RECORDS SUPPLIED:
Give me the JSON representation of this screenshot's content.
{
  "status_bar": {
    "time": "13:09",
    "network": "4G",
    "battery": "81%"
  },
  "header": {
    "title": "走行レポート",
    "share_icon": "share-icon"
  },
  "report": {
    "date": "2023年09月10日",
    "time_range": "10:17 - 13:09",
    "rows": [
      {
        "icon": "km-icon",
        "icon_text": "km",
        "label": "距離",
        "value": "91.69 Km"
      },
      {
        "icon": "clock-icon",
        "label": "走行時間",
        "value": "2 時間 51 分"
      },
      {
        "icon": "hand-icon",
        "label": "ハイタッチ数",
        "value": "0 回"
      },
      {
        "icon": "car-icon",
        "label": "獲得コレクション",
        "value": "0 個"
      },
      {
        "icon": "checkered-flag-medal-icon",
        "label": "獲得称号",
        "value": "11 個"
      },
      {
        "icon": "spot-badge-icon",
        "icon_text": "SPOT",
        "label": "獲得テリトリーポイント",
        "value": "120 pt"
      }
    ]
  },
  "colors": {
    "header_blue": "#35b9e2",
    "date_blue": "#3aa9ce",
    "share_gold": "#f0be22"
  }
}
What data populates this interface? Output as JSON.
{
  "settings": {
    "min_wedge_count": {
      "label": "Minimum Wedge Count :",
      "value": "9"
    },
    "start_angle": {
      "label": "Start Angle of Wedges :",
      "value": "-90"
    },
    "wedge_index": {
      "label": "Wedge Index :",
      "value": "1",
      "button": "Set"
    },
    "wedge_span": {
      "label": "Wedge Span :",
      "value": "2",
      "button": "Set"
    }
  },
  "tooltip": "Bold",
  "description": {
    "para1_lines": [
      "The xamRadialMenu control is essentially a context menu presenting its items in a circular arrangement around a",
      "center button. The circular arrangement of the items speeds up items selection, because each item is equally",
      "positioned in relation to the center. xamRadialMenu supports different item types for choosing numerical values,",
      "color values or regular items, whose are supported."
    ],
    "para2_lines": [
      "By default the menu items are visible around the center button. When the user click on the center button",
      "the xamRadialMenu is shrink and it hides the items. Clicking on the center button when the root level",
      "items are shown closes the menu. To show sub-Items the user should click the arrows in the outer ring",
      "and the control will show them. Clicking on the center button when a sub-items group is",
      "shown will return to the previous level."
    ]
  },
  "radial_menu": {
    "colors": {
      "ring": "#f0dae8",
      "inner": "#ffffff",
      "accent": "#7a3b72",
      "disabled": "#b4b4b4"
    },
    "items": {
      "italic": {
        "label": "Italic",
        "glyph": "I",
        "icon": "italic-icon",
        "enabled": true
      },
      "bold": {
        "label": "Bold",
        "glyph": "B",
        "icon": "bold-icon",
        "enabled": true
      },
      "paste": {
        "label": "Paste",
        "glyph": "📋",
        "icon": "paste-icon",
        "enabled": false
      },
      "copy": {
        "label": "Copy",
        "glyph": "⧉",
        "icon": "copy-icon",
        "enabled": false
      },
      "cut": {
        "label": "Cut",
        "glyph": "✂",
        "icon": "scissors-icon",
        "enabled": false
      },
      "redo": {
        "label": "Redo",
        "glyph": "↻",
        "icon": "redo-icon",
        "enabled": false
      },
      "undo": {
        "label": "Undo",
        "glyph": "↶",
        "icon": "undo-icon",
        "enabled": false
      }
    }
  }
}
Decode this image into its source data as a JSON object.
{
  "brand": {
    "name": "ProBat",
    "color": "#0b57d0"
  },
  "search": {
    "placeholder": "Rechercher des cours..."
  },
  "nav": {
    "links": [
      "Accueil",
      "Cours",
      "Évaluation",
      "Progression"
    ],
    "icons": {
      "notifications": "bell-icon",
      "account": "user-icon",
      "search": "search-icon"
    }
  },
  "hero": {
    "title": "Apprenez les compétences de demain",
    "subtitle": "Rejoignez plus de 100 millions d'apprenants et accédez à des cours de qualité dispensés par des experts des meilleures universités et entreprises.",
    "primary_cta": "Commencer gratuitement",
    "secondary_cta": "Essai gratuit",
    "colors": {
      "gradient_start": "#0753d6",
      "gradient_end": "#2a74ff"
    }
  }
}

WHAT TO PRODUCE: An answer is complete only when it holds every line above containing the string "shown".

TASK OUTPUT:
      "items are shown closes the menu. To show sub-Items the user should click the arrows in the outer ring",
      "shown will return to the previous level."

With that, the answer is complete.